The Internal Revenue Service earlier this year published confidential information about taxpayers on its website before finding the error and removing the data, the agency said Friday.
Form 990-T is used to disclose untaxable income, including by retirees with certain categories of business income. It is typically filed by about 120,000 people.
The inadvertent disclosures included names, contact information and financial information about income within those IRAs but did not include Social Security numbers, full individual income information or other data that could affect a taxpayer’s credit, according to a letter that the Treasury Department sent to key members of Congress on Friday that the Wall Street Journal reported.
“The IRS recently discovered that some machine-readable (XML) Form 990-T data made available for bulk download section on the Tax Exempt Organization Search (TEOS) should not have been made public,” the IRS said in a statement Friday.
“The IRS took immediate steps to address this issue. The files have been removed from IRS.gov and will be replaced with updated files in the near future. In addition, the IRS also will be working with groups that routinely use the files to remove the erroneous files and replace them with the correct versions as they become available.
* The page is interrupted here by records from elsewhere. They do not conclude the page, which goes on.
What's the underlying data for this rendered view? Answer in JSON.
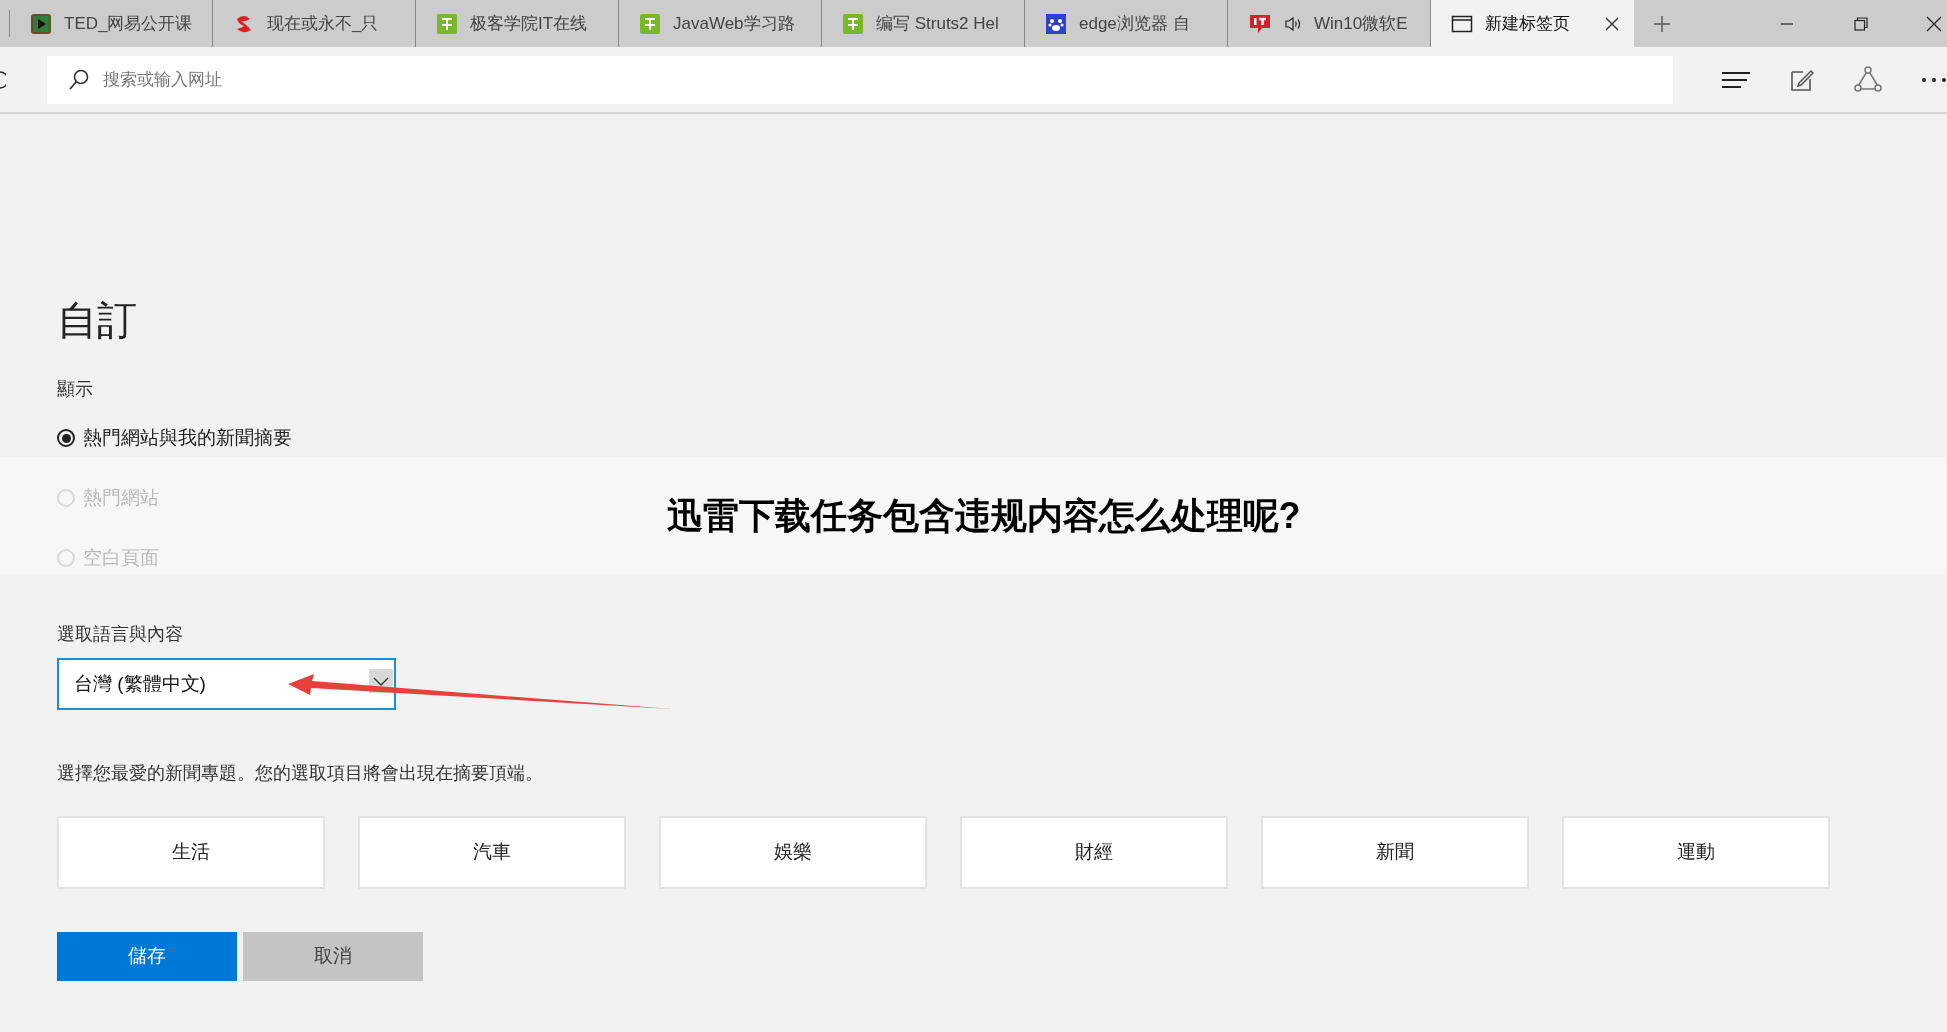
{
  "tabs": [
    {
      "kind": "video",
      "label": "TED_网易公开课",
      "audio": false,
      "selected": false
    },
    {
      "kind": "netease",
      "label": "现在或永不_只",
      "audio": false,
      "selected": false
    },
    {
      "kind": "jike",
      "label": "极客学院IT在线",
      "audio": false,
      "selected": false
    },
    {
      "kind": "jike",
      "label": "JavaWeb学习路",
      "audio": false,
      "selected": false
    },
    {
      "kind": "jike",
      "label": "编写 Struts2 Hel",
      "audio": false,
      "selected": false
    },
    {
      "kind": "paw",
      "label": "edge浏览器 自",
      "audio": false,
      "selected": false
    },
    {
      "kind": "ithome",
      "label": "Win10微软E",
      "audio": true,
      "selected": false
    },
    {
      "kind": "page",
      "label": "新建标签页",
      "audio": false,
      "selected": true
    }
  ],
  "address_bar": {
    "placeholder": "搜索或输入网址"
  },
  "page": {
    "title": "自訂",
    "display_label": "顯示",
    "display_options": [
      {
        "label": "熱門網站與我的新聞摘要",
        "selected": true
      },
      {
        "label": "熱門網站",
        "selected": false
      },
      {
        "label": "空白頁面",
        "selected": false
      }
    ],
    "language_label": "選取語言與內容",
    "language_select": {
      "value": "台灣 (繁體中文)"
    },
    "topics_hint": "選擇您最愛的新聞專題。您的選取項目將會出現在摘要頂端。",
    "topics": [
      {
        "label": "生活",
        "selected": false
      },
      {
        "label": "汽車",
        "selected": false
      },
      {
        "label": "娛樂",
        "selected": false
      },
      {
        "label": "財經",
        "selected": false
      },
      {
        "label": "新聞",
        "selected": false
      },
      {
        "label": "運動",
        "selected": false
      }
    ],
    "buttons": [
      {
        "kind": "primary",
        "label": "儲存"
      },
      {
        "kind": "secondary",
        "label": "取消"
      }
    ]
  },
  "overlay_caption": "迅雷下载任务包含违规内容怎么处理呢?"
}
The IRS will contact all impacted filers in the coming weeks,” the tax agency added.
All taxpayer data and information is supposed to be confidential but charities with unrelated business income are also required to file Form 990-T and such tax filings are supposed to be made public.
The IRS and Treasury Department blamed the disclosure on a human coding error that happened last year when Form 990-T began to be electronically filed, the Journal reported.
The confidential taxpayer data was erroneously included with the public data and all of it became available for searching and downloading on the agency’s website in the past few weeks.
The Journal reported that an IRS research employee discovered the data sharing error in recent weeks which triggered an internal inquiry and then led to the removal of the data.
The IRS has notified key members of Congress regarding the incident, including the chairman and ranking members of the House Committee on Homeland Security and the Senate Judiciary Committee.
In its letter to lawmakers disclosing the data exposure, IRS said: “The Treasury Department has instructed the IRS to conduct a prompt review of its practices to ensure necessary protections are in place to prevent unauthorized data disclosures.”
It added: “In accordance with FISMA guidance, additional details will be forthcoming within 30 days, including summaries of our detection, response and remediation activities.”
Editor’s note: This story was updated to include additional details about the notification letters sent to Congress.